▸ REQUIRED ACTION:
The records below need to be restated word for word.

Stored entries
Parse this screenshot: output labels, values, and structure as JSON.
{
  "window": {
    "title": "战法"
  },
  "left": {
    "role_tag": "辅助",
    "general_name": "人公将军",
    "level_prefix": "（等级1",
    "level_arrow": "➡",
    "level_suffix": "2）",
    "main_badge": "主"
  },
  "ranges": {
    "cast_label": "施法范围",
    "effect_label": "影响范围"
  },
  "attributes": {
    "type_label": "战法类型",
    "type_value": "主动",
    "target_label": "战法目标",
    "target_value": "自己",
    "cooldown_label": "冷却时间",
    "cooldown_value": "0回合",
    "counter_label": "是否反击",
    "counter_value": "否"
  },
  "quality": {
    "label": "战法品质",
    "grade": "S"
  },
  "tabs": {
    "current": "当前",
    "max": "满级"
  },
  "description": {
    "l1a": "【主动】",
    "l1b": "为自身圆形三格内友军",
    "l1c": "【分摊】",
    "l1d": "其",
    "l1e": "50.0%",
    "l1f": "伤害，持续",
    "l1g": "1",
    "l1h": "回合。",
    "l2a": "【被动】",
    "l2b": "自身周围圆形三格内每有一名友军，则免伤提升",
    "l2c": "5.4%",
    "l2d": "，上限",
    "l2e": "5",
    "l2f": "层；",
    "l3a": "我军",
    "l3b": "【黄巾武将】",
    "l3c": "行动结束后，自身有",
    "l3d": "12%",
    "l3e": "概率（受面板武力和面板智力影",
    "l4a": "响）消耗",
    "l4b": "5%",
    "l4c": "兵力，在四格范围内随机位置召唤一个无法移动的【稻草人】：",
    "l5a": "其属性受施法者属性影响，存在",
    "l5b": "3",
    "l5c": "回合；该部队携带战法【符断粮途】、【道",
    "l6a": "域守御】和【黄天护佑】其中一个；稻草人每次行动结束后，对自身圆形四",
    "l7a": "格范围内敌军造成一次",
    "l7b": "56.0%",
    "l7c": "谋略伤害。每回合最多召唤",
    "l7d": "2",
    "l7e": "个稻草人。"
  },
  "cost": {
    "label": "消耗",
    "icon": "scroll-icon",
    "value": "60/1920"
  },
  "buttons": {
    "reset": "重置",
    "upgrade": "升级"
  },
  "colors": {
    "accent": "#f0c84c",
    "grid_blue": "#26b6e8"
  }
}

▸ SOLUTION TO THIS PROBLEM:
Parse this screenshot: output labels, values, and structure as JSON.
{
  "window": {
    "title": "战法"
  },
  "left": {
    "role_tag": "辅助",
    "general_name": "人公将军",
    "level_prefix": "（等级1",
    "level_arrow": "➡",
    "level_suffix": "2）",
    "main_badge": "主"
  },
  "ranges": {
    "cast_label": "施法范围",
    "effect_label": "影响范围"
  },
  "attributes": {
    "type_label": "战法类型",
    "type_value": "主动",
    "target_label": "战法目标",
    "target_value": "自己",
    "cooldown_label": "冷却时间",
    "cooldown_value": "0回合",
    "counter_label": "是否反击",
    "counter_value": "否"
  },
  "quality": {
    "label": "战法品质",
    "grade": "S"
  },
  "tabs": {
    "current": "当前",
    "max": "满级"
  },
  "description": {
    "l1a": "【主动】",
    "l1b": "为自身圆形三格内友军",
    "l1c": "【分摊】",
    "l1d": "其",
    "l1e": "50.0%",
    "l1f": "伤害，持续",
    "l1g": "1",
    "l1h": "回合。",
    "l2a": "【被动】",
    "l2b": "自身周围圆形三格内每有一名友军，则免伤提升",
    "l2c": "5.4%",
    "l2d": "，上限",
    "l2e": "5",
    "l2f": "层；",
    "l3a": "我军",
    "l3b": "【黄巾武将】",
    "l3c": "行动结束后，自身有",
    "l3d": "12%",
    "l3e": "概率（受面板武力和面板智力影",
    "l4a": "响）消耗",
    "l4b": "5%",
    "l4c": "兵力，在四格范围内随机位置召唤一个无法移动的【稻草人】：",
    "l5a": "其属性受施法者属性影响，存在",
    "l5b": "3",
    "l5c": "回合；该部队携带战法【符断粮途】、【道",
    "l6a": "域守御】和【黄天护佑】其中一个；稻草人每次行动结束后，对自身圆形四",
    "l7a": "格范围内敌军造成一次",
    "l7b": "56.0%",
    "l7c": "谋略伤害。每回合最多召唤",
    "l7d": "2",
    "l7e": "个稻草人。"
  },
  "cost": {
    "label": "消耗",
    "icon": "scroll-icon",
    "value": "60/1920"
  },
  "buttons": {
    "reset": "重置",
    "upgrade": "升级"
  },
  "colors": {
    "accent": "#f0c84c",
    "grid_blue": "#26b6e8"
  }
}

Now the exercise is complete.